The Insurance Court, which is part of the Finnish court system, is a special court dealing with all kinds of social security matters – for example, it has jurisdiction in matters concerning the right to compensation under the statutory accident insurance on the grounds of workplace injuries or occupational diseases. Private insurance companies administer the statutory accident insurance and if the insured is not satisfied with the decision, he or she can lodge an appeal to the Employment Accidents Appeal Board from where the case can be appealed to the Insurance Court. Generally, the decisions of the Insurance Court are not appealable; however, in certain cases involving occupational accidents and diseases it is possible to appeal to the Supreme Court, provided that the Supreme Court grants leave to appeal.

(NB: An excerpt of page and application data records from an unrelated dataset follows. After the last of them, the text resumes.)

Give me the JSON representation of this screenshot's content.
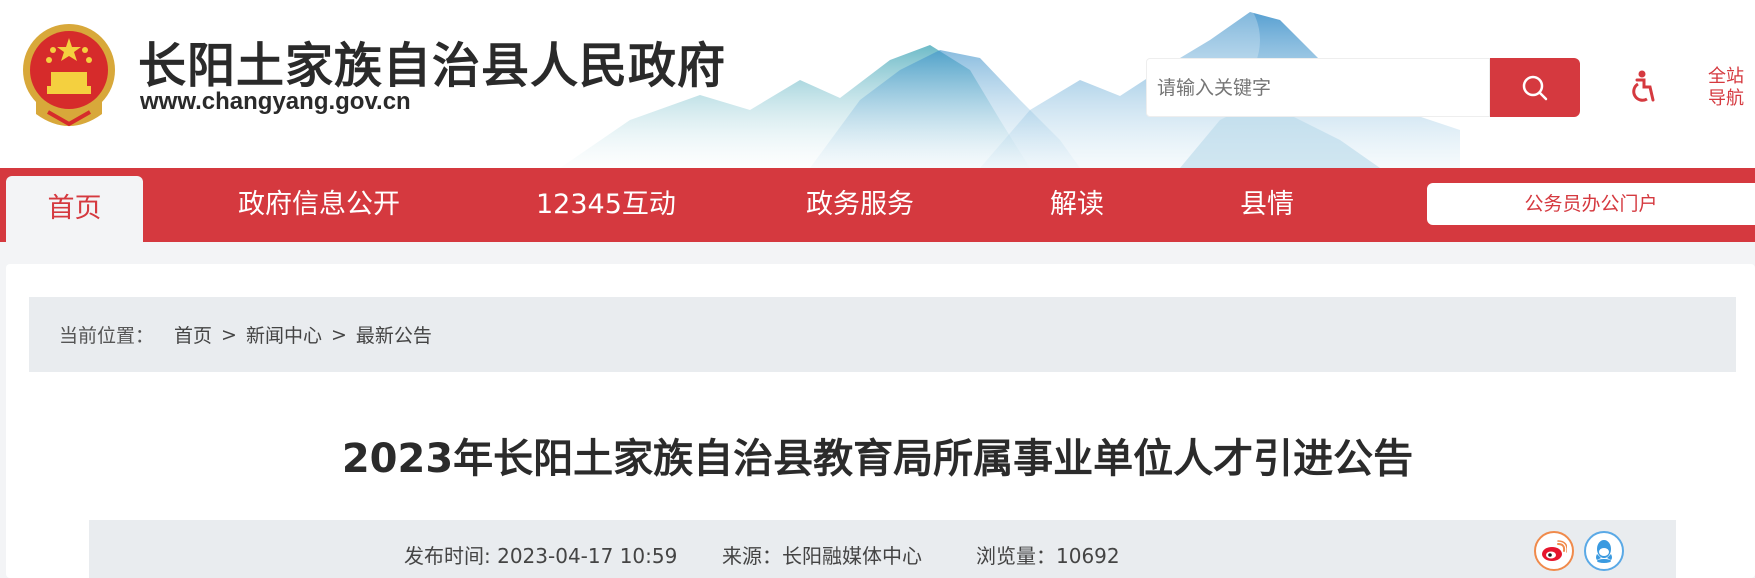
{
  "header": {
    "site_title": "长阳土家族自治县人民政府",
    "site_url": "www.changyang.gov.cn",
    "search_placeholder": "请输入关键字",
    "sitemap_line1": "全站",
    "sitemap_line2": "导航",
    "brand_color": "#d5393f"
  },
  "nav": {
    "items": [
      {
        "label": "首页",
        "active": true
      },
      {
        "label": "政府信息公开"
      },
      {
        "label": "12345互动"
      },
      {
        "label": "政务服务"
      },
      {
        "label": "解读"
      },
      {
        "label": "县情"
      }
    ],
    "portal_label": "公务员办公门户"
  },
  "breadcrumb": {
    "prefix": "当前位置：",
    "items": [
      "首页",
      "新闻中心",
      "最新公告"
    ],
    "separator": ">"
  },
  "article": {
    "title": "2023年长阳土家族自治县教育局所属事业单位人才引进公告",
    "publish_label": "发布时间:",
    "publish_time": "2023-04-17 10:59",
    "source_label": "来源：",
    "source": "长阳融媒体中心",
    "views_label": "浏览量：",
    "views": "10692"
  },
  "share": {
    "icons": [
      "weibo-icon",
      "qq-icon"
    ]
  }
}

The most important function of the Supreme Court is to set precedent. During the past two years the Supreme Court has granted several leaves to appeal in occupational accident and disease-related matters. In these cases the Supreme Court has overruled decisions of the Insurance Court and ordered the insurers to indemnify.
The common denominator in these precedent cases is that the Insurance Court did not accept the causality between the accident and the injury, whereas the Supreme Court came to the opposite conclusion.

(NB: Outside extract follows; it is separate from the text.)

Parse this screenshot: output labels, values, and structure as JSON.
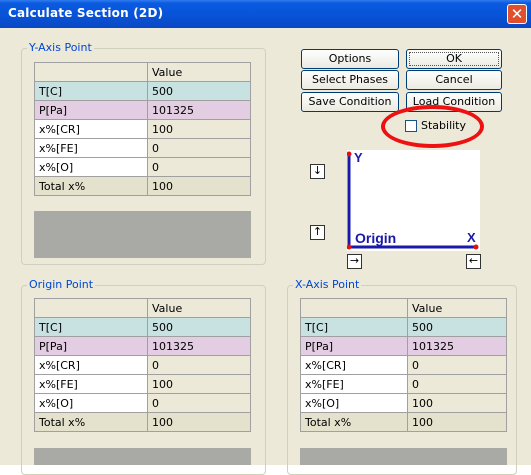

The Finnish Bar Association is perturbed by the divergent interpretations of causality in occupational injury and disease-related cases. According to the association, the same medical and other proof of causality would lead to a different outcome in the Insurance Court from in ordinary courts. This is problematic in matters where the Insurance Court has final jurisdiction over the matter.
For further information on this topic please contact Matti Komonen or Herman Ljungberg at Hammarström Puhakka Partners, Attorneys Ltd by telephone (+358 9 474 2207), fax (+358 9 474 2247) or email ([email protected] or [email protected]).